From left: Bridgette Newton with a photo of heart donor Brittany Newton, transplant recipient Miriam Nieves and her husband, Julio Pagan

HIV-positive heart transplant recipient Miriam Nieves (in red) with family members of donor Brittany Newton and the medical team at MontefioreCourtesy of Montefiore Health System

For many years, Nieves controlled her HIV and was healthy, but in 2006, she began experiencing health issues and was diagnosed with kidney cancer. The cancerous kidney was removed, but when the remaining kidney started to fail, she had to undergo dialysis every night. By the time a match for a kidney transplant was found, her heart was not healthy enough for the surgery.

Nieves had been on a heart transplant waiting list for “for quite a bit of time,” Saeed told Bronx Times when the transplant was announced last summer. So to increase her chances of finding a donor, Saeed and his medical team asked whether she’d be willing to receive a transplant from another person with HIV. “She was really completely fine with [that] and accepted the risks and benefits and signed consent,” Saeed said, adding: “This is a major accomplishment for us. But for me, I am in awe of her bravery, and I’m just amazed by her strength.”

The groundbreaking transplant took place nearly a decade after Congress passed the HIV Organ Policy Equity (HOPE) Act, which President Barack Obama signed into law in 2013. Before that, transplants between two HIV-positive people were illegal.

The first HIV-to-HIV transplant didn’t take place until 2016, when Johns Hopkins Medical Center in Baltimore performed the nation’s first organ transplants (a kidney and liver) from an HIV-positive donor to HIV-positive recipients. These two transplants, like most since, involved a deceased HIV-positive donor.

In 2019, Nina Martinez, a 36-year-old Atlanta woman who had contracted HIV from a blood transfusion as a newborn, became the first living HIV-positive kidney donor.

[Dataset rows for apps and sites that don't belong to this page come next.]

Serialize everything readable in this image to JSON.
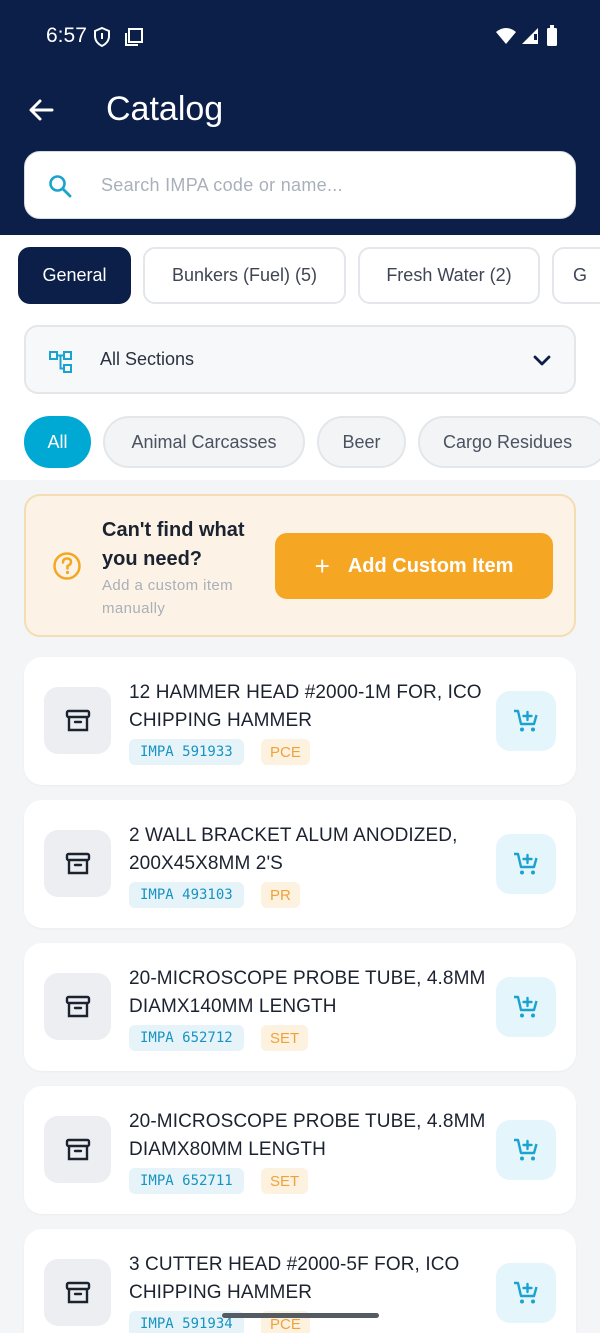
{
  "status_bar": {
    "time": "6:57"
  },
  "header": {
    "title": "Catalog"
  },
  "search": {
    "placeholder": "Search IMPA code or name..."
  },
  "category_tabs": [
    {
      "label": "General",
      "active": true
    },
    {
      "label": "Bunkers (Fuel) (5)",
      "active": false
    },
    {
      "label": "Fresh Water (2)",
      "active": false
    },
    {
      "label": "G",
      "active": false
    }
  ],
  "section_select": {
    "value": "All Sections"
  },
  "section_chips": [
    {
      "label": "All",
      "active": true
    },
    {
      "label": "Animal Carcasses",
      "active": false
    },
    {
      "label": "Beer",
      "active": false
    },
    {
      "label": "Cargo Residues",
      "active": false
    }
  ],
  "custom_item": {
    "title": "Can't find what you need?",
    "subtitle": "Add a custom item manually",
    "button_label": "Add Custom Item"
  },
  "items": [
    {
      "name": "12 HAMMER HEAD #2000-1M FOR, ICO CHIPPING HAMMER",
      "impa": "IMPA 591933",
      "unit": "PCE"
    },
    {
      "name": "2 WALL BRACKET ALUM ANODIZED, 200X45X8MM 2'S",
      "impa": "IMPA 493103",
      "unit": "PR"
    },
    {
      "name": "20-MICROSCOPE PROBE TUBE, 4.8MM DIAMX140MM LENGTH",
      "impa": "IMPA 652712",
      "unit": "SET"
    },
    {
      "name": "20-MICROSCOPE PROBE TUBE, 4.8MM DIAMX80MM LENGTH",
      "impa": "IMPA 652711",
      "unit": "SET"
    },
    {
      "name": "3 CUTTER HEAD #2000-5F FOR, ICO CHIPPING HAMMER",
      "impa": "IMPA 591934",
      "unit": "PCE"
    }
  ],
  "colors": {
    "header_bg": "#0c1f48",
    "accent_cyan": "#00a9d4",
    "accent_orange": "#f5a623"
  }
}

In related news, the federal government revised guidelines for organ transplants in June 2020 that could result in more organ donations. Notably, the update included new criteria for identifying donors with potentially undetected HIV and hepatitis B and C viruses (HBV and HCV). Thanks in part to advances in testing and treatment, more organs can now be accepted from people who would have been classified as an increased risk donor.